2010: Net-gunning was used to capture 40 Bighorn Sheep (BHS) from Wild Horse Island; 16 of these sheep were released on the Kootenai Falls Wildlife Management Area in northwest Montana, while 24 sheep were released on Berray Mountain in northwest Montana. Both releases were augmentations to existing populations. Due to a lapsed vendor contract, the Montana Wild Sheep Foundation (MWSF) handled the capture contract logistics and paid for ~60% of capture costs; Utah FNAWS and Midwest WSF covered the remaining 40%. All BHS were tested for herd health parameters. Auction dollars were used to collect biological samples from captured sheep and to pay for other capture logistics. Auction dollars and financial assistance from MWSF was also used in Montana's effort to cull pneumonic BHS and collect samples during population die-offs.

2011: Net-gunning was used to capture 50 Bighorn Sheep from Wild Horse Island; these sheep were released onto portions of the Confederated Salish and Kootenai Tribal Lands in northwest Montana. An additional 46 sheep were captured from the Missouri River Breaks; these sheep were released near the Missouri River in Cascade County, central Montana. Both releases were augmentations to existing populations, with all BHS tested for heard health parameters.
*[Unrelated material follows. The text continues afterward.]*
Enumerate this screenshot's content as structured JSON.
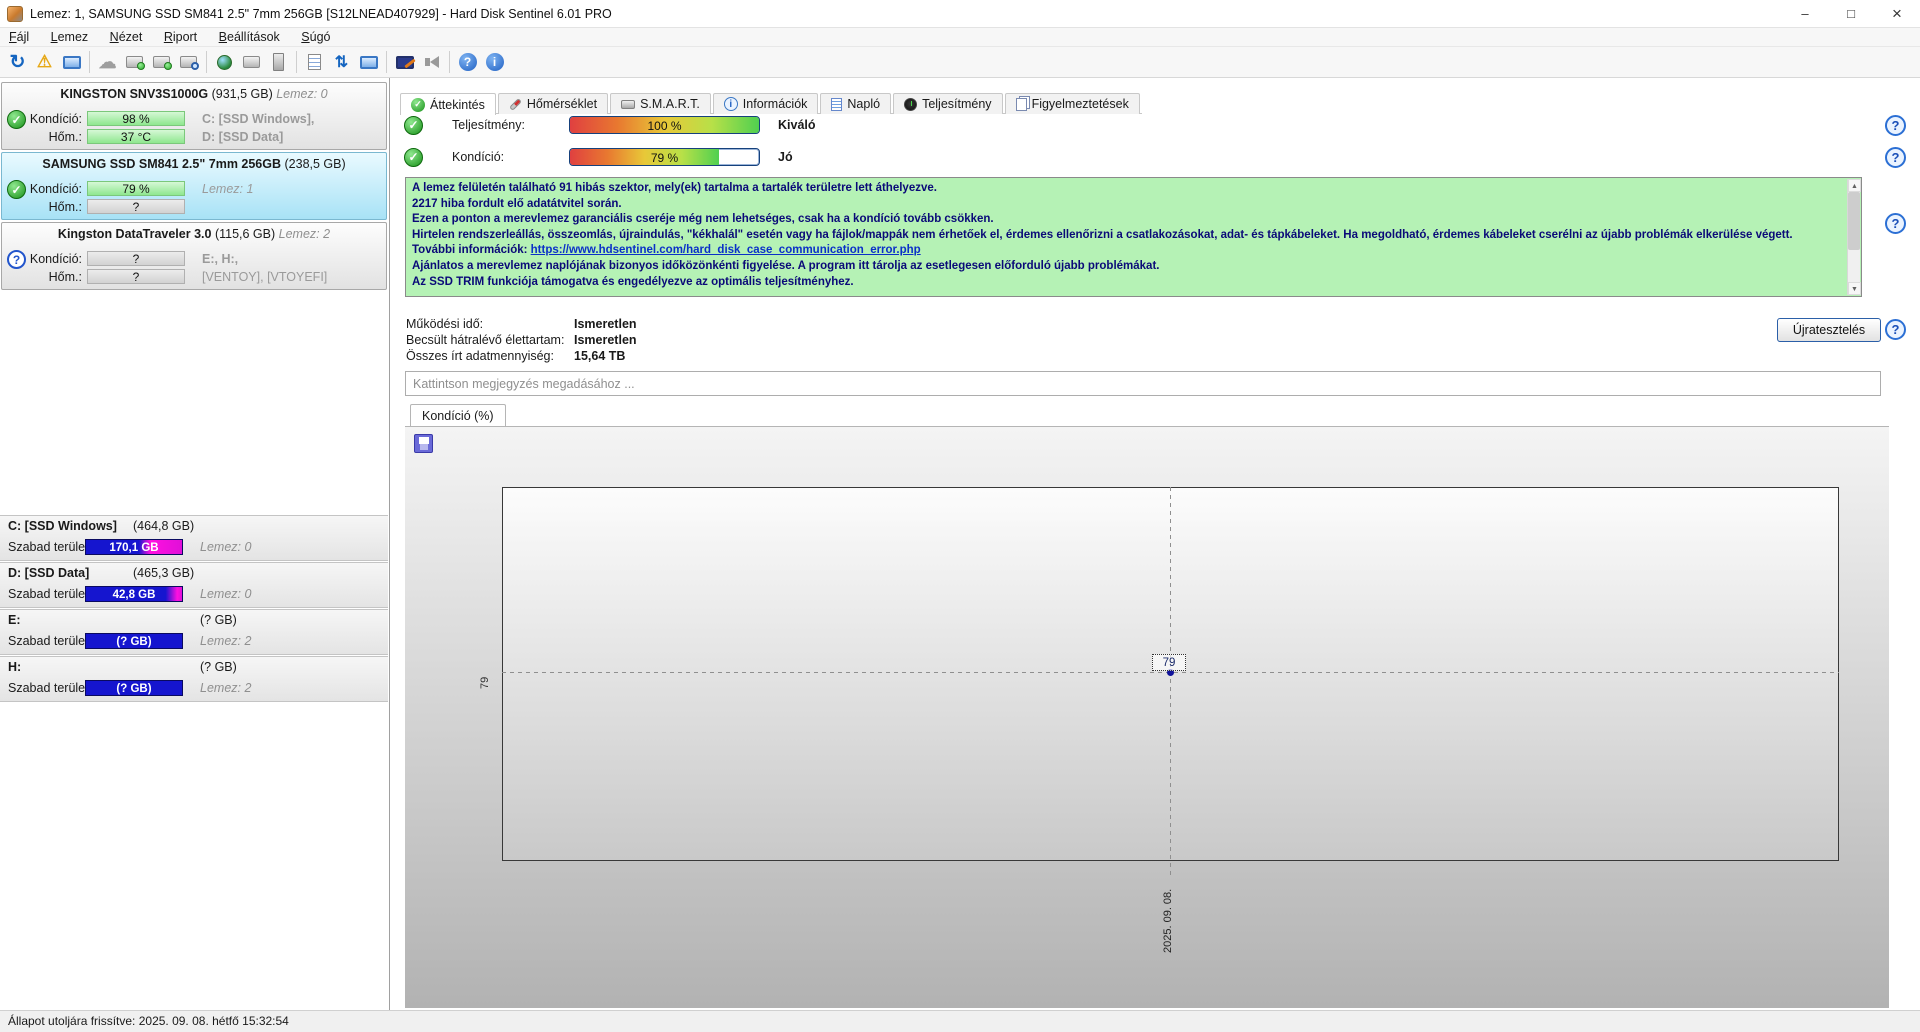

Auction dollars were used to capture, test and transport sheep for both releases.

During the biennium, approximately half of the auction proceeds were set aside for sheep habitat conservation. No significant BHS project proposals needing these dollars were forwarded, so the funds are being banked for future conservation efforts.

Moose

Photo of Moose

No authorized capital or field expenditures in either year. Moose funds are being banked to fund a research study into moose population declines in western Montana.

Mule Deer

Photo of Mule Deer

FWP mule deer auction dollars were used to purchase mule deer habitat represented by an 80-acre addition to the Beckman Wildlife Management Area (WMA) near Denton.

Elk

Moose

A portable ultra-sound imaging machine was purchased. This machine has been used to measure elk body fat as an integrative and relative measure of elk habitat quality in studies of brucellosis and predator-prey interactions in eleven elk herds across southwest and western Montana. More than 300 elk have been examined with this machine to date, with several hundred more elk captures scheduled for the current fiscal year.

Mountain Goat

Moose

Expenditures were for transplant efforts.